Surgery wasn’t offered to me back in those days. A curved spine was a condition no one talked about, as if it were embarrassing or wrong somehow. And yet, many young girls and adult women find themselves in my situation. It happens more to females, and the cause of most scoliosis is unknown.

I refused bracing, and even if I had worn a brace, my curve would not have straightened enough. Still, I developed a nice figure, had zero pain and didn’t allow the matter to ruin my life, but emotionally, I felt damaged inside. It’s hard for girls and our self-image; we are expected to look perfect at every age and every angle.

In 2017, my spine was causing me discomfort. I knew I had to do something. Then, I came across photos of Martha Hunt, 29, and she’s become my inspiration on this journey.

We share three things in common — we’re tall, slender and “scoli” girls. But she has a more fascinating resume. Martha Hunt is a Victoria’s Secret Angel.
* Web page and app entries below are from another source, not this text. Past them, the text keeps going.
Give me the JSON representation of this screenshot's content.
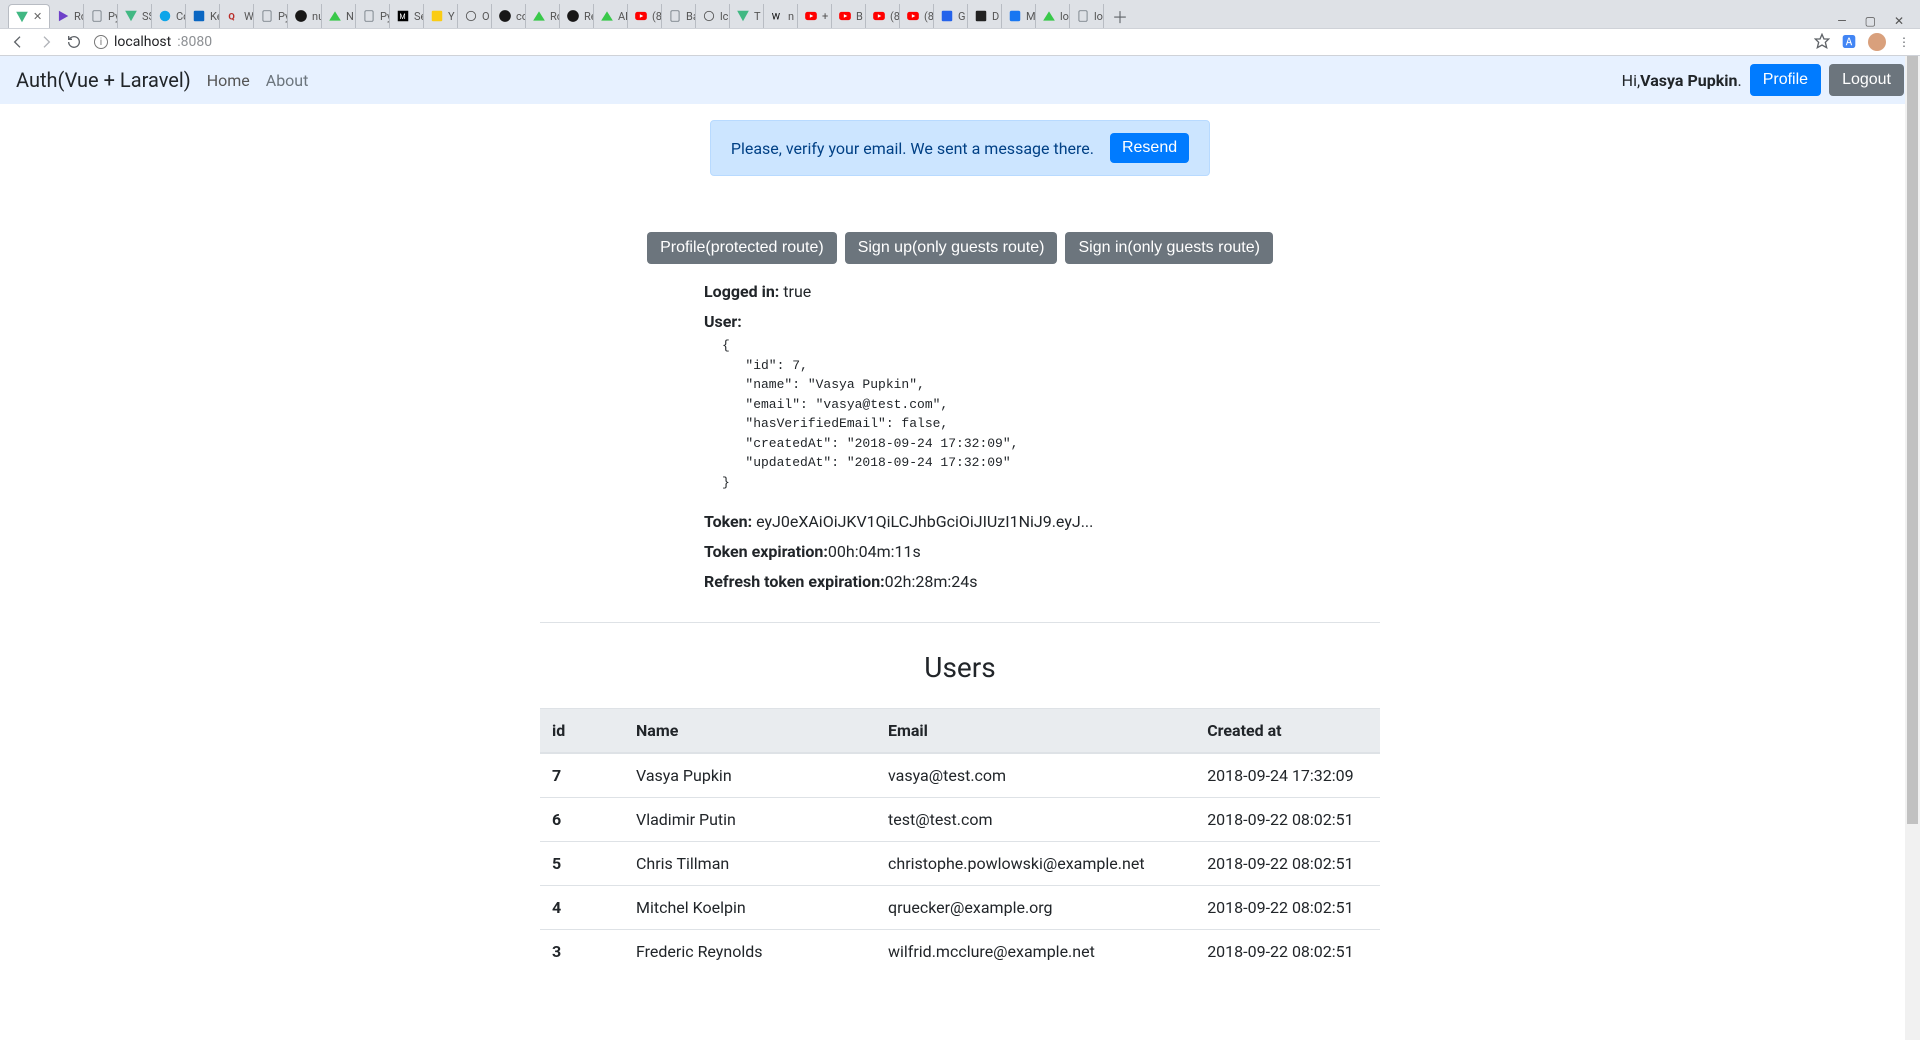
{
  "browser": {
    "address": {
      "host": "localhost",
      "port": ":8080"
    },
    "tabs": [
      {
        "id": "active",
        "label": ""
      },
      {
        "label": "lo"
      },
      {
        "label": "lo"
      },
      {
        "label": "M"
      },
      {
        "label": "D"
      },
      {
        "label": "G"
      },
      {
        "label": "(8"
      },
      {
        "label": "(8"
      },
      {
        "label": "B"
      },
      {
        "label": "+"
      },
      {
        "label": "n"
      },
      {
        "label": "T"
      },
      {
        "label": "lc"
      },
      {
        "label": "Ba"
      },
      {
        "label": "(8"
      },
      {
        "label": "AF"
      },
      {
        "label": "Re"
      },
      {
        "label": "Rc"
      },
      {
        "label": "co"
      },
      {
        "label": "O"
      },
      {
        "label": "Y"
      },
      {
        "label": "Se"
      },
      {
        "label": "Py"
      },
      {
        "label": "N"
      },
      {
        "label": "nu"
      },
      {
        "label": "Py"
      },
      {
        "label": "W"
      },
      {
        "label": "Ke"
      },
      {
        "label": "Cc"
      },
      {
        "label": "SS"
      },
      {
        "label": "Py"
      },
      {
        "label": "Rc"
      }
    ]
  },
  "navbar": {
    "brand": "Auth(Vue + Laravel)",
    "links": {
      "home": "Home",
      "about": "About"
    },
    "greeting_prefix": "Hi,",
    "user_name": "Vasya Pupkin",
    "greeting_suffix": ".",
    "profile_label": "Profile",
    "logout_label": "Logout"
  },
  "alert": {
    "text": "Please, verify your email. We sent a message there.",
    "resend_label": "Resend"
  },
  "buttons": {
    "profile": "Profile(protected route)",
    "signup": "Sign up(only guests route)",
    "signin": "Sign in(only guests route)"
  },
  "info": {
    "logged_in_label": "Logged in:",
    "logged_in_value": "true",
    "user_label": "User:",
    "user_json": "{\n   \"id\": 7,\n   \"name\": \"Vasya Pupkin\",\n   \"email\": \"vasya@test.com\",\n   \"hasVerifiedEmail\": false,\n   \"createdAt\": \"2018-09-24 17:32:09\",\n   \"updatedAt\": \"2018-09-24 17:32:09\"\n}",
    "token_label": "Token:",
    "token_value": "eyJ0eXAiOiJKV1QiLCJhbGciOiJIUzI1NiJ9.eyJ...",
    "token_exp_label": "Token expiration:",
    "token_exp_value": "00h:04m:11s",
    "refresh_exp_label": "Refresh token expiration:",
    "refresh_exp_value": "02h:28m:24s"
  },
  "users_section": {
    "title": "Users",
    "columns": {
      "id": "id",
      "name": "Name",
      "email": "Email",
      "created": "Created at"
    },
    "rows": [
      {
        "id": "7",
        "name": "Vasya Pupkin",
        "email": "vasya@test.com",
        "created": "2018-09-24 17:32:09"
      },
      {
        "id": "6",
        "name": "Vladimir Putin",
        "email": "test@test.com",
        "created": "2018-09-22 08:02:51"
      },
      {
        "id": "5",
        "name": "Chris Tillman",
        "email": "christophe.powlowski@example.net",
        "created": "2018-09-22 08:02:51"
      },
      {
        "id": "4",
        "name": "Mitchel Koelpin",
        "email": "qruecker@example.org",
        "created": "2018-09-22 08:02:51"
      },
      {
        "id": "3",
        "name": "Frederic Reynolds",
        "email": "wilfrid.mcclure@example.net",
        "created": "2018-09-22 08:02:51"
      }
    ]
  }
}
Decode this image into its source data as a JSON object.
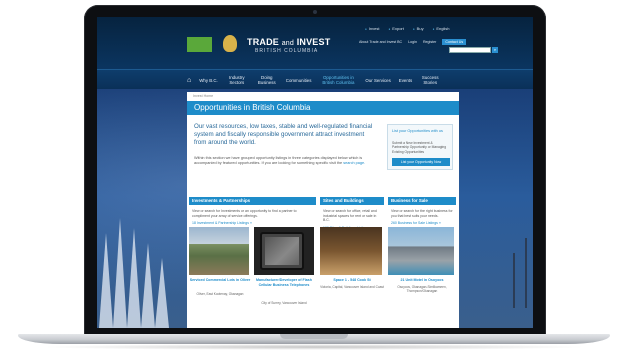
{
  "site": {
    "logo_text": "TRADE AND INVEST BRITISH COLUMBIA",
    "brand_line1_main": "TRADE",
    "brand_line1_and": "and",
    "brand_line1_end": "INVEST",
    "brand_line2": "BRITISH COLUMBIA"
  },
  "top_links": [
    "Invest",
    "Export",
    "Buy",
    "English"
  ],
  "util_links": [
    "About Trade and Invest BC",
    "Login",
    "Register",
    "Contact Us"
  ],
  "nav": {
    "items": [
      {
        "label": "Why B.C."
      },
      {
        "label": "Industry Sectors"
      },
      {
        "label": "Doing Business"
      },
      {
        "label": "Communities"
      },
      {
        "label": "Opportunities in British Columbia"
      },
      {
        "label": "Our Services"
      },
      {
        "label": "Events"
      },
      {
        "label": "Success Stories"
      }
    ],
    "active_index": 4
  },
  "page": {
    "breadcrumb": "Invest Home",
    "title": "Opportunities in British Columbia",
    "lead": "Our vast resources, low taxes, stable and well-regulated financial system and fiscally responsible government attract investment from around the world.",
    "body": "Within this section we have grouped opportunity listings in three categories displayed below which is accompanied by featured opportunities. If you are looking for something specific visit the",
    "body_link": "search page."
  },
  "sidebox": {
    "title": "List your Opportunities with us",
    "desc": "Submit a New Investment & Partnership Opportunity or Managing Existing Opportunities",
    "button": "List your Opportunity Now"
  },
  "cards": [
    {
      "heading": "Investments & Partnerships",
      "desc": "View or search for Investments or an opportunity to find a partner to compliment your array of service offerings.",
      "link": "18 Investment & Partnership Listings »",
      "features": [
        {
          "caption": "Serviced Commercial Lots in Oliver",
          "sub": "Oliver, East Kootenay, Okanagan"
        },
        {
          "caption": "Manufacturer/Developer of Flash Cellular Business Telephones",
          "sub": "City of Surrey, Vancouver Island"
        }
      ]
    },
    {
      "heading": "Sites and Buildings",
      "desc": "View or search for office, retail and industrial spaces for rent or sale in B.C.",
      "link": "100 Sites & Buildings Listings »",
      "features": [
        {
          "caption": "Space 1 - 548 Cook St",
          "sub": "Victoria, Capital, Vancouver Island and Coast"
        }
      ]
    },
    {
      "heading": "Business for Sale",
      "desc": "View or search for the right business for you that best suits your needs.",
      "link": "260 Business for Sale Listings »",
      "features": [
        {
          "caption": "21 Unit Motel in Osoyoos",
          "sub": "Osoyoos, Okanagan-Similkameen, Thompson/Okanagan"
        }
      ]
    }
  ]
}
She’s one of the few beautiful models who represent the famous lingerie brand and wear the big angel wings during the annual runway show.

Martha Hunt had spinal fusion surgery 10 years ago, and since her superstar rise in the modeling world, she has used her platform to bring more attention about scoliosis to the world, promote early detection and assure girls that bodies are not 100 percent perfect. She is someone whom young women, especially, can relate to.

Martha has said in interviews that her scars are a symbol of strength. By the way, the vertical scar down her back is 14 inches long,

Even post-surgery, her hips aren’t symmetrical, and she doesn’t have the “perfect walk,” but that’s alright.

She says, “I accept my ‘limitations’ and welcome that as a positive tool.”

I, too, don’t have the “perfect walk.” I had the surgery six months ago and have three scars to prove it. The longest one down my back (even longer than Martha’s) goes from T-3 (thoracic) to my fanny. It was basically a full fusion including 15 levels.

Of course, a brilliant orthopedic surgeon matters, and in this case, I chose wisely, Dr. Paul A. Glazer (Spine Specialists of Boston) of Chestnut Hill, Mass.

Dr. Glazer specializes in spinal disorders of all kinds and is also an assistant professor of orthopedic surgery at Harvard. It’s mind-blowing that he can take a crooked spine, rebuild it, straighten it out and make it fully functional. It’s a complex and challenging operation. He is everything you would want in a fine and personable surgeon.

I’m not gonna lie. It’s a difficult and painful recovery, but I feel blessed. There are many of you who have been through so much worse.

If you are dealing with scoliosis with or without surgery, just know you are not alone.

Ms. Stylianos is a Nashua native. Her column is published weekly. She can be reached at jtania512@gmail.com.